Among the entries below, how many lines include "Diagnostics"? Answer with the number only.

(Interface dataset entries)
◆ ◆ ◆

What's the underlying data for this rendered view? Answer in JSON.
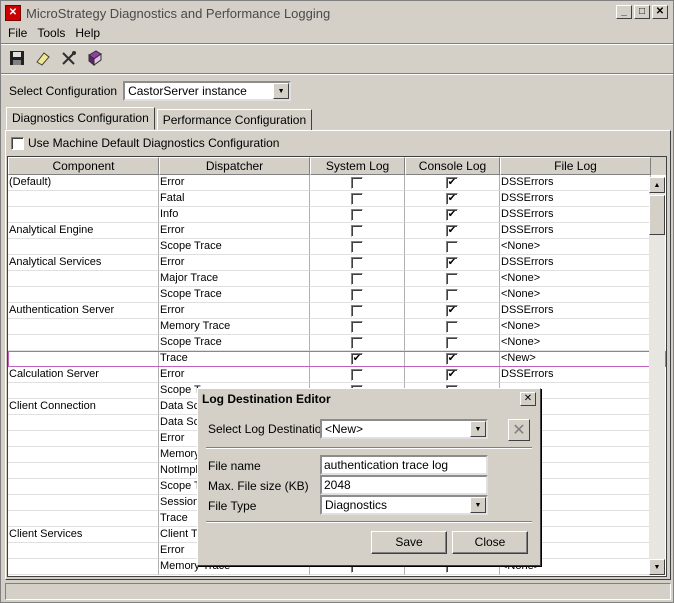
{
  "window": {
    "title": "MicroStrategy Diagnostics and Performance Logging",
    "icon": "app-icon",
    "controls": [
      "_",
      "□",
      "✕"
    ]
  },
  "menu": [
    "File",
    "Tools",
    "Help"
  ],
  "toolbar": {
    "icons": [
      "save-icon",
      "eraser-icon",
      "tools-icon",
      "help-book-icon"
    ]
  },
  "config": {
    "label": "Select Configuration",
    "value": "CastorServer instance"
  },
  "tabs": [
    "Diagnostics Configuration",
    "Performance Configuration"
  ],
  "use_default_label": "Use Machine Default Diagnostics Configuration",
  "grid": {
    "columns": [
      "Component",
      "Dispatcher",
      "System Log",
      "Console Log",
      "File Log"
    ],
    "rows": [
      {
        "component": "(Default)",
        "dispatcher": "Error",
        "system": false,
        "console": true,
        "file": "DSSErrors"
      },
      {
        "component": "",
        "dispatcher": "Fatal",
        "system": false,
        "console": true,
        "file": "DSSErrors"
      },
      {
        "component": "",
        "dispatcher": "Info",
        "system": false,
        "console": true,
        "file": "DSSErrors"
      },
      {
        "component": "Analytical Engine",
        "dispatcher": "Error",
        "system": false,
        "console": true,
        "file": "DSSErrors"
      },
      {
        "component": "",
        "dispatcher": "Scope Trace",
        "system": false,
        "console": false,
        "file": "<None>"
      },
      {
        "component": "Analytical Services",
        "dispatcher": "Error",
        "system": false,
        "console": true,
        "file": "DSSErrors"
      },
      {
        "component": "",
        "dispatcher": "Major Trace",
        "system": false,
        "console": false,
        "file": "<None>"
      },
      {
        "component": "",
        "dispatcher": "Scope Trace",
        "system": false,
        "console": false,
        "file": "<None>"
      },
      {
        "component": "Authentication Server",
        "dispatcher": "Error",
        "system": false,
        "console": true,
        "file": "DSSErrors"
      },
      {
        "component": "",
        "dispatcher": "Memory Trace",
        "system": false,
        "console": false,
        "file": "<None>"
      },
      {
        "component": "",
        "dispatcher": "Scope Trace",
        "system": false,
        "console": false,
        "file": "<None>"
      },
      {
        "component": "",
        "dispatcher": "Trace",
        "system": true,
        "console": true,
        "file": "<New>"
      },
      {
        "component": "Calculation Server",
        "dispatcher": "Error",
        "system": false,
        "console": true,
        "file": "DSSErrors"
      },
      {
        "component": "",
        "dispatcher": "Scope T",
        "system": false,
        "console": false,
        "file": ""
      },
      {
        "component": "Client Connection",
        "dispatcher": "Data Sc",
        "system": false,
        "console": false,
        "file": ""
      },
      {
        "component": "",
        "dispatcher": "Data Sc",
        "system": false,
        "console": false,
        "file": ""
      },
      {
        "component": "",
        "dispatcher": "Error",
        "system": false,
        "console": false,
        "file": "s"
      },
      {
        "component": "",
        "dispatcher": "Memory",
        "system": false,
        "console": false,
        "file": ""
      },
      {
        "component": "",
        "dispatcher": "NotImpl",
        "system": false,
        "console": false,
        "file": ""
      },
      {
        "component": "",
        "dispatcher": "Scope T",
        "system": false,
        "console": false,
        "file": ""
      },
      {
        "component": "",
        "dispatcher": "Session",
        "system": false,
        "console": false,
        "file": ""
      },
      {
        "component": "",
        "dispatcher": "Trace",
        "system": false,
        "console": false,
        "file": ""
      },
      {
        "component": "Client Services",
        "dispatcher": "Client T",
        "system": false,
        "console": false,
        "file": ""
      },
      {
        "component": "",
        "dispatcher": "Error",
        "system": false,
        "console": false,
        "file": "s"
      },
      {
        "component": "",
        "dispatcher": "Memory Trace",
        "system": false,
        "console": false,
        "file": "<None>"
      }
    ]
  },
  "dialog": {
    "title": "Log Destination Editor",
    "select_label": "Select Log Destination",
    "select_value": "<New>",
    "file_name_label": "File name",
    "file_name_value": "authentication trace log",
    "max_size_label": "Max. File size (KB)",
    "max_size_value": "2048",
    "file_type_label": "File Type",
    "file_type_value": "Diagnostics",
    "save_label": "Save",
    "close_label": "Close"
  }
}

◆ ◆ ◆

### OUTPUT OF THE EXERCISE
4